+++ EXCERPTED DATA +++

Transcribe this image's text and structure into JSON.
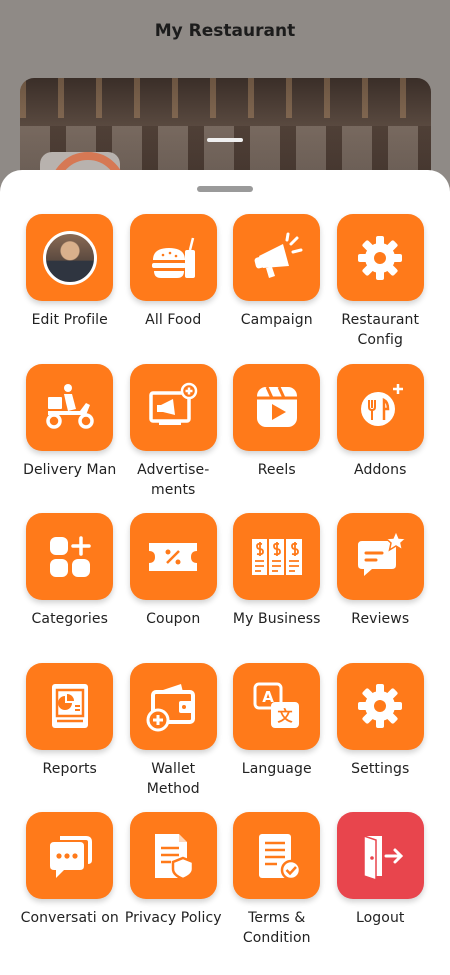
{
  "header": {
    "title": "My Restaurant"
  },
  "menu": {
    "items": [
      {
        "label": "Edit Profile",
        "icon": "profile-avatar-icon"
      },
      {
        "label": "All Food",
        "icon": "burger-drink-icon"
      },
      {
        "label": "Campaign",
        "icon": "megaphone-icon"
      },
      {
        "label": "Restaurant Config",
        "icon": "gear-icon"
      },
      {
        "label": "Delivery Man",
        "icon": "delivery-scooter-icon"
      },
      {
        "label": "Advertise-ments",
        "icon": "advertisement-icon"
      },
      {
        "label": "Reels",
        "icon": "reels-icon"
      },
      {
        "label": "Addons",
        "icon": "addons-icon"
      },
      {
        "label": "Categories",
        "icon": "categories-icon"
      },
      {
        "label": "Coupon",
        "icon": "coupon-icon"
      },
      {
        "label": "My Business",
        "icon": "business-plan-icon"
      },
      {
        "label": "Reviews",
        "icon": "reviews-icon"
      },
      {
        "label": "Reports",
        "icon": "reports-icon"
      },
      {
        "label": "Wallet Method",
        "icon": "wallet-icon"
      },
      {
        "label": "Language",
        "icon": "language-icon"
      },
      {
        "label": "Settings",
        "icon": "gear-icon"
      },
      {
        "label": "Conversati on",
        "icon": "conversation-icon"
      },
      {
        "label": "Privacy Policy",
        "icon": "privacy-policy-icon"
      },
      {
        "label": "Terms & Condition",
        "icon": "terms-icon"
      },
      {
        "label": "Logout",
        "icon": "logout-icon"
      }
    ]
  },
  "colors": {
    "tile": "#ff7a1a",
    "logout": "#e8454d",
    "sheet": "#ffffff"
  }
}
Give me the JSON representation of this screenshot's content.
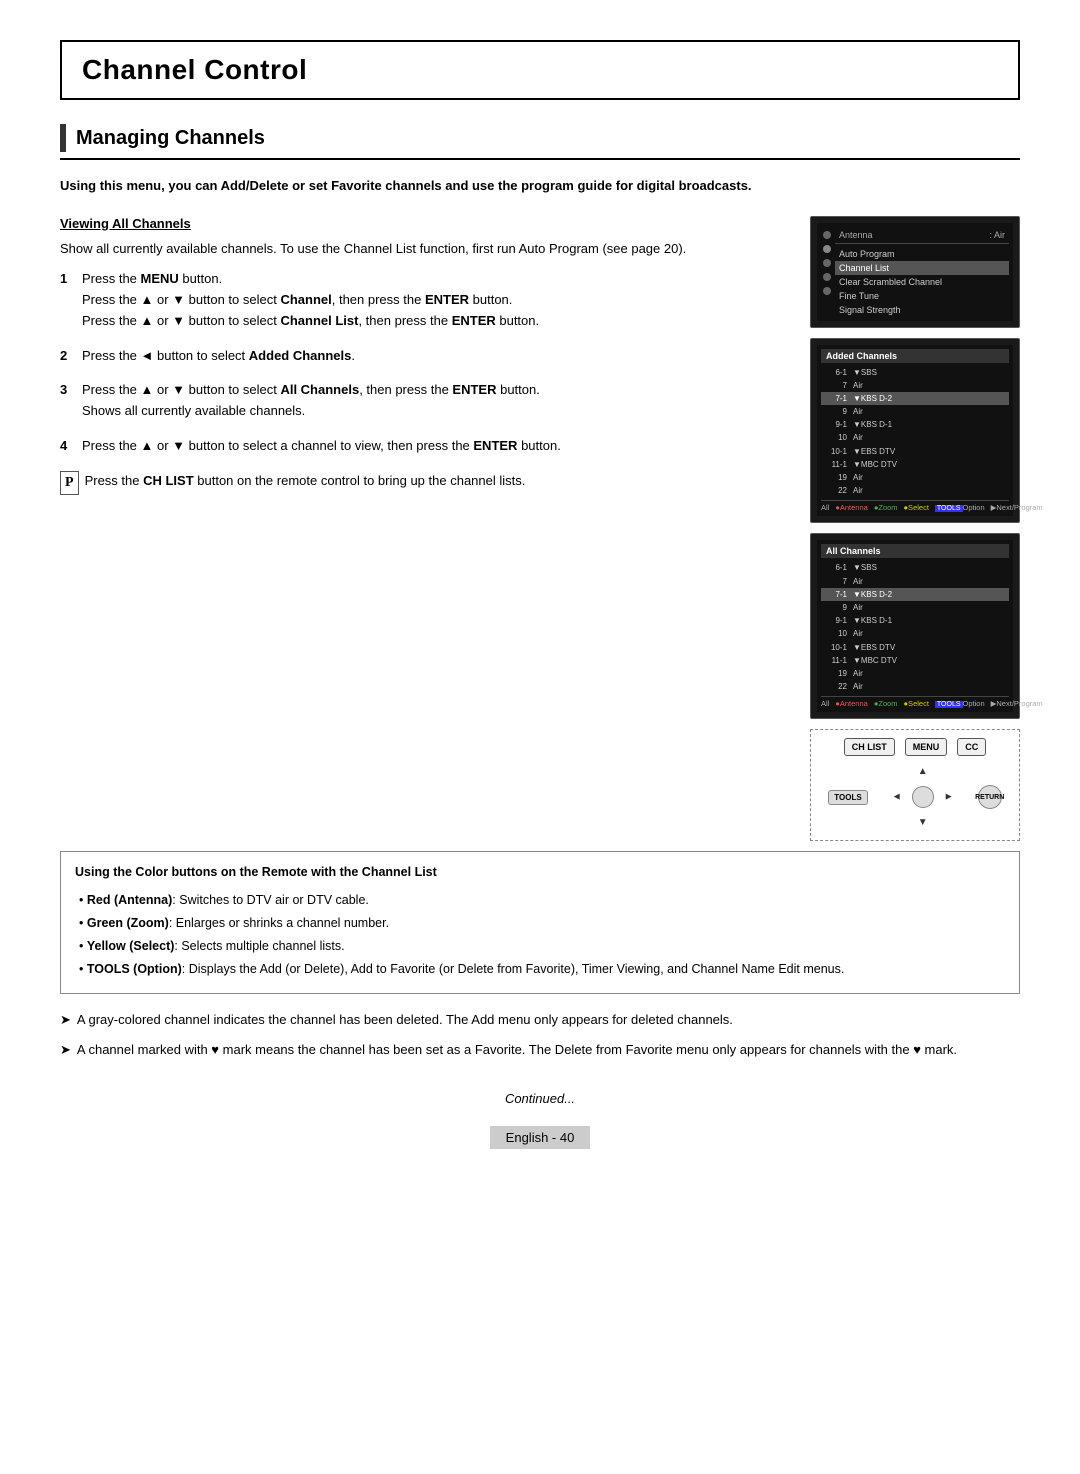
{
  "page": {
    "title": "Channel Control",
    "section_title": "Managing Channels",
    "intro_text": "Using this menu, you can Add/Delete or set Favorite channels and use the program guide for digital broadcasts.",
    "subheading_viewing": "Viewing All Channels",
    "body_text_1": "Show all currently available channels. To use the Channel List function, first run Auto Program (see page 20).",
    "steps": [
      {
        "num": "1",
        "lines": [
          "Press the MENU button.",
          "Press the ▲ or ▼ button to select Channel, then press the ENTER button.",
          "Press the ▲ or ▼ button to select Channel List, then press the ENTER button."
        ]
      },
      {
        "num": "2",
        "lines": [
          "Press the ◄ button to select Added Channels."
        ]
      },
      {
        "num": "3",
        "lines": [
          "Press the ▲ or ▼ button to select All Channels, then press the ENTER button.",
          "Shows all currently available channels."
        ]
      },
      {
        "num": "4",
        "lines": [
          "Press the ▲ or ▼ button to select a channel to view, then press the ENTER button."
        ]
      }
    ],
    "ch_list_note": "Press the CH LIST button on the remote control to bring up the channel lists.",
    "color_box_title": "Using the Color buttons on the Remote with the Channel List",
    "color_bullets": [
      "Red (Antenna): Switches to DTV air or DTV cable.",
      "Green (Zoom): Enlarges or shrinks a channel number.",
      "Yellow (Select): Selects multiple channel lists.",
      "TOOLS (Option): Displays the Add (or Delete), Add to Favorite (or Delete from Favorite), Timer Viewing, and Channel Name Edit menus."
    ],
    "notes": [
      "A gray-colored channel indicates the channel has been deleted. The Add menu only appears for deleted channels.",
      "A channel marked with ♥ mark means the channel has been set as a Favorite. The Delete from Favorite menu only appears for channels with the ♥ mark."
    ],
    "continued": "Continued...",
    "footer_text": "English - 40"
  },
  "tv_menu": {
    "antenna_label": "Antenna",
    "antenna_value": ": Air",
    "auto_program": "Auto Program",
    "channel_list": "Channel List",
    "clear_scrambled": "Clear Scrambled Channel",
    "fine_tune": "Fine Tune",
    "signal_strength": "Signal Strength"
  },
  "channel_list_1": {
    "title": "Added Channels",
    "rows": [
      {
        "num": "6-1",
        "name": "▼SBS",
        "highlight": false
      },
      {
        "num": "7",
        "name": "Air",
        "highlight": false
      },
      {
        "num": "7-1",
        "name": "▼KBS D-2",
        "highlight": true
      },
      {
        "num": "9",
        "name": "Air",
        "highlight": false
      },
      {
        "num": "9-1",
        "name": "▼KBS D-1",
        "highlight": false
      },
      {
        "num": "10",
        "name": "Air",
        "highlight": false
      },
      {
        "num": "10-1",
        "name": "▼EBS DTV",
        "highlight": false
      },
      {
        "num": "11-1",
        "name": "▼MBC DTV",
        "highlight": false
      },
      {
        "num": "19",
        "name": "Air",
        "highlight": false
      },
      {
        "num": "22",
        "name": "Air",
        "highlight": false
      }
    ],
    "bottom": [
      "All",
      "●Antenna",
      "●Zoom",
      "●Select",
      "TOOLS Option",
      "▶Next/Program"
    ]
  },
  "channel_list_2": {
    "title": "All Channels",
    "rows": [
      {
        "num": "6-1",
        "name": "▼SBS",
        "highlight": false
      },
      {
        "num": "7",
        "name": "Air",
        "highlight": false
      },
      {
        "num": "7-1",
        "name": "▼KBS D-2",
        "highlight": true
      },
      {
        "num": "9",
        "name": "Air",
        "highlight": false
      },
      {
        "num": "9-1",
        "name": "▼KBS D-1",
        "highlight": false
      },
      {
        "num": "10",
        "name": "Air",
        "highlight": false
      },
      {
        "num": "10-1",
        "name": "▼EBS DTV",
        "highlight": false
      },
      {
        "num": "11-1",
        "name": "▼MBC DTV",
        "highlight": false
      },
      {
        "num": "19",
        "name": "Air",
        "highlight": false
      },
      {
        "num": "22",
        "name": "Air",
        "highlight": false
      }
    ],
    "bottom": [
      "All",
      "●Antenna",
      "●Zoom",
      "●Select",
      "TOOLS Option",
      "▶Next/Program"
    ]
  },
  "remote": {
    "ch_list_label": "CH LIST",
    "menu_label": "MENU",
    "cc_label": "CC",
    "tools_label": "TOOLS",
    "return_label": "RETURN"
  }
}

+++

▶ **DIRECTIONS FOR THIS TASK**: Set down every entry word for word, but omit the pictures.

▶ **SOLVED EXERCISE**:
Transcribe this image's text and structure into JSON.
{
  "header": {
    "title": "My Restaurant"
  },
  "menu": {
    "items": [
      {
        "label": "Edit Profile",
        "icon": "profile-avatar-icon"
      },
      {
        "label": "All Food",
        "icon": "burger-drink-icon"
      },
      {
        "label": "Campaign",
        "icon": "megaphone-icon"
      },
      {
        "label": "Restaurant Config",
        "icon": "gear-icon"
      },
      {
        "label": "Delivery Man",
        "icon": "delivery-scooter-icon"
      },
      {
        "label": "Advertise-ments",
        "icon": "advertisement-icon"
      },
      {
        "label": "Reels",
        "icon": "reels-icon"
      },
      {
        "label": "Addons",
        "icon": "addons-icon"
      },
      {
        "label": "Categories",
        "icon": "categories-icon"
      },
      {
        "label": "Coupon",
        "icon": "coupon-icon"
      },
      {
        "label": "My Business",
        "icon": "business-plan-icon"
      },
      {
        "label": "Reviews",
        "icon": "reviews-icon"
      },
      {
        "label": "Reports",
        "icon": "reports-icon"
      },
      {
        "label": "Wallet Method",
        "icon": "wallet-icon"
      },
      {
        "label": "Language",
        "icon": "language-icon"
      },
      {
        "label": "Settings",
        "icon": "gear-icon"
      },
      {
        "label": "Conversati on",
        "icon": "conversation-icon"
      },
      {
        "label": "Privacy Policy",
        "icon": "privacy-policy-icon"
      },
      {
        "label": "Terms & Condition",
        "icon": "terms-icon"
      },
      {
        "label": "Logout",
        "icon": "logout-icon"
      }
    ]
  },
  "colors": {
    "tile": "#ff7a1a",
    "logout": "#e8454d",
    "sheet": "#ffffff"
  }
}
Give me the JSON representation of this screenshot's content.
{
  "page": {
    "title": "Channel Control",
    "section_title": "Managing Channels",
    "intro_text": "Using this menu, you can Add/Delete or set Favorite channels and use the program guide for digital broadcasts.",
    "subheading_viewing": "Viewing All Channels",
    "body_text_1": "Show all currently available channels. To use the Channel List function, first run Auto Program (see page 20).",
    "steps": [
      {
        "num": "1",
        "lines": [
          "Press the MENU button.",
          "Press the ▲ or ▼ button to select Channel, then press the ENTER button.",
          "Press the ▲ or ▼ button to select Channel List, then press the ENTER button."
        ]
      },
      {
        "num": "2",
        "lines": [
          "Press the ◄ button to select Added Channels."
        ]
      },
      {
        "num": "3",
        "lines": [
          "Press the ▲ or ▼ button to select All Channels, then press the ENTER button.",
          "Shows all currently available channels."
        ]
      },
      {
        "num": "4",
        "lines": [
          "Press the ▲ or ▼ button to select a channel to view, then press the ENTER button."
        ]
      }
    ],
    "ch_list_note": "Press the CH LIST button on the remote control to bring up the channel lists.",
    "color_box_title": "Using the Color buttons on the Remote with the Channel List",
    "color_bullets": [
      "Red (Antenna): Switches to DTV air or DTV cable.",
      "Green (Zoom): Enlarges or shrinks a channel number.",
      "Yellow (Select): Selects multiple channel lists.",
      "TOOLS (Option): Displays the Add (or Delete), Add to Favorite (or Delete from Favorite), Timer Viewing, and Channel Name Edit menus."
    ],
    "notes": [
      "A gray-colored channel indicates the channel has been deleted. The Add menu only appears for deleted channels.",
      "A channel marked with ♥ mark means the channel has been set as a Favorite. The Delete from Favorite menu only appears for channels with the ♥ mark."
    ],
    "continued": "Continued...",
    "footer_text": "English - 40"
  },
  "tv_menu": {
    "antenna_label": "Antenna",
    "antenna_value": ": Air",
    "auto_program": "Auto Program",
    "channel_list": "Channel List",
    "clear_scrambled": "Clear Scrambled Channel",
    "fine_tune": "Fine Tune",
    "signal_strength": "Signal Strength"
  },
  "channel_list_1": {
    "title": "Added Channels",
    "rows": [
      {
        "num": "6-1",
        "name": "▼SBS",
        "highlight": false
      },
      {
        "num": "7",
        "name": "Air",
        "highlight": false
      },
      {
        "num": "7-1",
        "name": "▼KBS D-2",
        "highlight": true
      },
      {
        "num": "9",
        "name": "Air",
        "highlight": false
      },
      {
        "num": "9-1",
        "name": "▼KBS D-1",
        "highlight": false
      },
      {
        "num": "10",
        "name": "Air",
        "highlight": false
      },
      {
        "num": "10-1",
        "name": "▼EBS DTV",
        "highlight": false
      },
      {
        "num": "11-1",
        "name": "▼MBC DTV",
        "highlight": false
      },
      {
        "num": "19",
        "name": "Air",
        "highlight": false
      },
      {
        "num": "22",
        "name": "Air",
        "highlight": false
      }
    ],
    "bottom": [
      "All",
      "●Antenna",
      "●Zoom",
      "●Select",
      "TOOLS Option",
      "▶Next/Program"
    ]
  },
  "channel_list_2": {
    "title": "All Channels",
    "rows": [
      {
        "num": "6-1",
        "name": "▼SBS",
        "highlight": false
      },
      {
        "num": "7",
        "name": "Air",
        "highlight": false
      },
      {
        "num": "7-1",
        "name": "▼KBS D-2",
        "highlight": true
      },
      {
        "num": "9",
        "name": "Air",
        "highlight": false
      },
      {
        "num": "9-1",
        "name": "▼KBS D-1",
        "highlight": false
      },
      {
        "num": "10",
        "name": "Air",
        "highlight": false
      },
      {
        "num": "10-1",
        "name": "▼EBS DTV",
        "highlight": false
      },
      {
        "num": "11-1",
        "name": "▼MBC DTV",
        "highlight": false
      },
      {
        "num": "19",
        "name": "Air",
        "highlight": false
      },
      {
        "num": "22",
        "name": "Air",
        "highlight": false
      }
    ],
    "bottom": [
      "All",
      "●Antenna",
      "●Zoom",
      "●Select",
      "TOOLS Option",
      "▶Next/Program"
    ]
  },
  "remote": {
    "ch_list_label": "CH LIST",
    "menu_label": "MENU",
    "cc_label": "CC",
    "tools_label": "TOOLS",
    "return_label": "RETURN"
  }
}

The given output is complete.